To understand this concept and its various ramifications, it is necessary to keep something clear in mind: before the 20th century and the spreading of affordable synthetic fertilisers, all farming was organic. When the shift to the use of synthetics and pesticides happened, it became necessary to diversify traditional organic farming from the new modern farming. 


Simply put, organic farming forbids the use of synthetic fertilisers, synthetic pesticides, herbicides, or genetically modified organisms. The basic requirements are generally specific and engage the farmers not to use any chemical fertilisers and other synthetic products in the vineyard. It does not prevent the vintner from using the conventional winemaking process after harvesting. 


Let’s take organic farming one step further: Biodynamic. The creator of this agricultural system is the Austrian philosopher Rudolf Steiner, who developed the principles of biodynamics in a series of lectures given in 1924 in Germany. Here lies the foundation of true organic wines, with a strict limit in the use of additives, stringent requirements and at the end obtaining a biodynamic certification.


The previous definitions are usually, and rightfully, associated with it, because most natural wine is also organic and/or biodynamic. But not vice versa!
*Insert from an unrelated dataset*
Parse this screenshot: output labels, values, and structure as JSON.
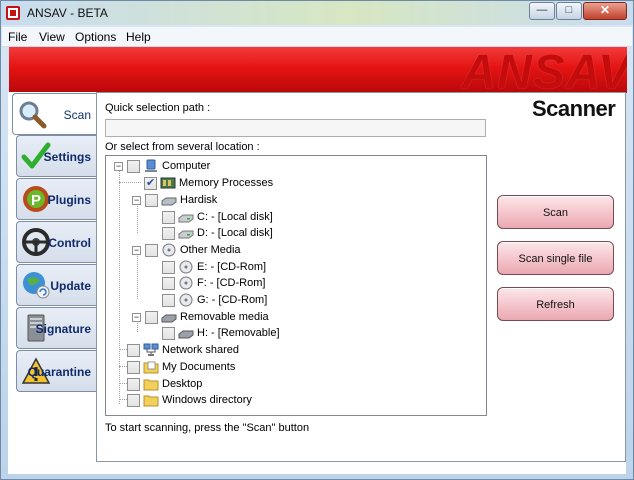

Natural wine is wine in its purest form, simply described as nothing added, nothing taken away, just grapes fermented. No manipulation whatsoever, minimal intervention both in the vineyards and in the winery. Healthy grapes, natural yeast and natural fermentation, with no filtration nor fining. Sounds easy, right? However, making natural wine is unforgiving and it requires a bigger amount of work than conventional wine. To this day, natural wine has no certification yet.